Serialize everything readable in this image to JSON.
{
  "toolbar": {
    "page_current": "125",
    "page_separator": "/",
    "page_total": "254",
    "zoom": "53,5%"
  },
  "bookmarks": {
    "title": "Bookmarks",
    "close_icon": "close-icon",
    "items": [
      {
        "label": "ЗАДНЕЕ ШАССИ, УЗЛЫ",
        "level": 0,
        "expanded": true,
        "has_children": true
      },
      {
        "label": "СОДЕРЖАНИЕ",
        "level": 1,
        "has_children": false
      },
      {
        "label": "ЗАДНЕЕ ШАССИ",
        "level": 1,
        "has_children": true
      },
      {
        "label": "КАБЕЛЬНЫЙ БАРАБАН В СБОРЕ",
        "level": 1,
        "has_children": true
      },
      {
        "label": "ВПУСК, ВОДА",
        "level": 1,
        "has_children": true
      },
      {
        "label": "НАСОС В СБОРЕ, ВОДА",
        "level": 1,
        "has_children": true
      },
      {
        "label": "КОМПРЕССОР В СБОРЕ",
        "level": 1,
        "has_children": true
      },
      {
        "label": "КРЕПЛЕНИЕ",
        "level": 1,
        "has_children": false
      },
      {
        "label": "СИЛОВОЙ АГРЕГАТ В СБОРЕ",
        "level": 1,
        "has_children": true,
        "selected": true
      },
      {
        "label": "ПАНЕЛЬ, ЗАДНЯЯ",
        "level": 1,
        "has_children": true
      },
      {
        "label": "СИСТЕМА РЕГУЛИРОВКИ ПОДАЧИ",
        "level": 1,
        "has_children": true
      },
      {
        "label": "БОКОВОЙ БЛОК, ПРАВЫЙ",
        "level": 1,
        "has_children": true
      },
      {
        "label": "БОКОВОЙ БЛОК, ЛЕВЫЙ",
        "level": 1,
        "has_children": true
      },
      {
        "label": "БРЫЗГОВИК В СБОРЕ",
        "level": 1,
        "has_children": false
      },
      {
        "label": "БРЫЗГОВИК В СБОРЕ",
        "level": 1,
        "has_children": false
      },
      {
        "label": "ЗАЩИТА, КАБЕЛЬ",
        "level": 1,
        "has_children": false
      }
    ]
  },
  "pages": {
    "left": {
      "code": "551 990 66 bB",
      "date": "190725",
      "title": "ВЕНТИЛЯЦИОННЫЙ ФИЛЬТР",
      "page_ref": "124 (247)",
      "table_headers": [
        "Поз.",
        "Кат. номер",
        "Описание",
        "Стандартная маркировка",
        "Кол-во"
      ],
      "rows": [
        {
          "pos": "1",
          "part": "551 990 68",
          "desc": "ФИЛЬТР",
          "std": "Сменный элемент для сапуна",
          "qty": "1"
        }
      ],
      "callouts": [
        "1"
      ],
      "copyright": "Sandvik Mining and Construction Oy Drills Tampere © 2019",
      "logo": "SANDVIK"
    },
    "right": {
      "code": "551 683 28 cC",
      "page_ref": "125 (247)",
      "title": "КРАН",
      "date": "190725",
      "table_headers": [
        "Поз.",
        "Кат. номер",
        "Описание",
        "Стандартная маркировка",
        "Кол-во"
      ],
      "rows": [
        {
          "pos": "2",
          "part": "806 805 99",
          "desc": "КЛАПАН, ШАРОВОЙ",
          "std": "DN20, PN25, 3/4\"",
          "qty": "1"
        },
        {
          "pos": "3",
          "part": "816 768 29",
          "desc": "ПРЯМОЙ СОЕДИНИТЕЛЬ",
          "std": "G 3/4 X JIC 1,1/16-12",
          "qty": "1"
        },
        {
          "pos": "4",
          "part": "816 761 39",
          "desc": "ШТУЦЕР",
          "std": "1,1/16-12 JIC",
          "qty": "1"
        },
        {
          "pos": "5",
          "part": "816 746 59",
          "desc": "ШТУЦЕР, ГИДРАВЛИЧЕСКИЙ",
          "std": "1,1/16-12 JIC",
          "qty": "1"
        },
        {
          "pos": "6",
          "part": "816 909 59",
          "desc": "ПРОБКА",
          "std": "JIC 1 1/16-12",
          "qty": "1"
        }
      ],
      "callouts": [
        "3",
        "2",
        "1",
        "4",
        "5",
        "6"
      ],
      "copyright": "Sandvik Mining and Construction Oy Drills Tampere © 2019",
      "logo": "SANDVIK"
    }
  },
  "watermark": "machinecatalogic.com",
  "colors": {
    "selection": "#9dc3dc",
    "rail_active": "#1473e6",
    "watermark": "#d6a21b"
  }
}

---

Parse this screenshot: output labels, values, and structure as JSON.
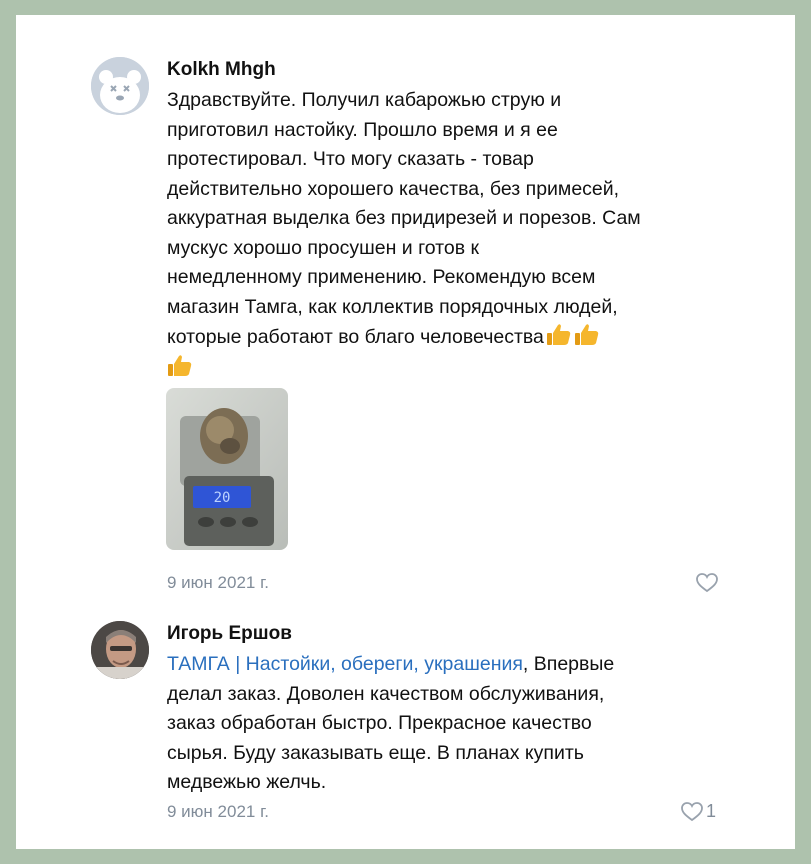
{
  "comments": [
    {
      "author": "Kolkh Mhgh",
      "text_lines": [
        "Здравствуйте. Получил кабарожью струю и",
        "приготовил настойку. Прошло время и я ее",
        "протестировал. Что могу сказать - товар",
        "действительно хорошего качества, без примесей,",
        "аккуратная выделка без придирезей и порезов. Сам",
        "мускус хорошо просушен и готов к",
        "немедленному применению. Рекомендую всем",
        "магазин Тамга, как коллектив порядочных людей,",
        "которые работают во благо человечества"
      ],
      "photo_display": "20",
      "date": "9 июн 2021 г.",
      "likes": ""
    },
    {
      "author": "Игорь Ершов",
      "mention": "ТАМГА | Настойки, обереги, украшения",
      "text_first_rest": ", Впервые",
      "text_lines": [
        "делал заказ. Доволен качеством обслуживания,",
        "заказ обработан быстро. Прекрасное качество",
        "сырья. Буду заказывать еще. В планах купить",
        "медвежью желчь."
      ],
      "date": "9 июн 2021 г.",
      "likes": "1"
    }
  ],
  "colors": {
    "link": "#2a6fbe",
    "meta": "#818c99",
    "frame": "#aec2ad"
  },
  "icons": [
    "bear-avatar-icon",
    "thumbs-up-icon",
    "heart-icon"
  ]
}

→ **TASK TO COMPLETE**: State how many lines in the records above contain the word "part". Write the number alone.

→ **RESULT OF THIS EXERCISE**: 6